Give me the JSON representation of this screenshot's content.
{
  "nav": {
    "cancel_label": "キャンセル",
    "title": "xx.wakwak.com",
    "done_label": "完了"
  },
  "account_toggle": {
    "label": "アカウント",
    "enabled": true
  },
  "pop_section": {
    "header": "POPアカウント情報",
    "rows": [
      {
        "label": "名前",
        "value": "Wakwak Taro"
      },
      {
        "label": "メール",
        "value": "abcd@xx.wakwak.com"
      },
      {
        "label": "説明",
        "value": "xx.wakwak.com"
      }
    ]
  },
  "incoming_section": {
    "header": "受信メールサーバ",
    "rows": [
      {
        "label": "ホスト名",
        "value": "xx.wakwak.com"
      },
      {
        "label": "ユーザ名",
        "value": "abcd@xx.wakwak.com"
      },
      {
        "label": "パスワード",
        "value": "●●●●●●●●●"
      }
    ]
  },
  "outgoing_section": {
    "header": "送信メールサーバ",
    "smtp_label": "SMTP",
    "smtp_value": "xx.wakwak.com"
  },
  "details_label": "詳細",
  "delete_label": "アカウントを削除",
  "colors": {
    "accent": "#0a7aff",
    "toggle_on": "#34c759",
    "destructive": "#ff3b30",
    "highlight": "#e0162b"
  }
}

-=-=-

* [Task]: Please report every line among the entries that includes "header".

* [Task output]:
    "header": "POPアカウント情報",
    "header": "受信メールサーバ",
    "header": "送信メールサーバ",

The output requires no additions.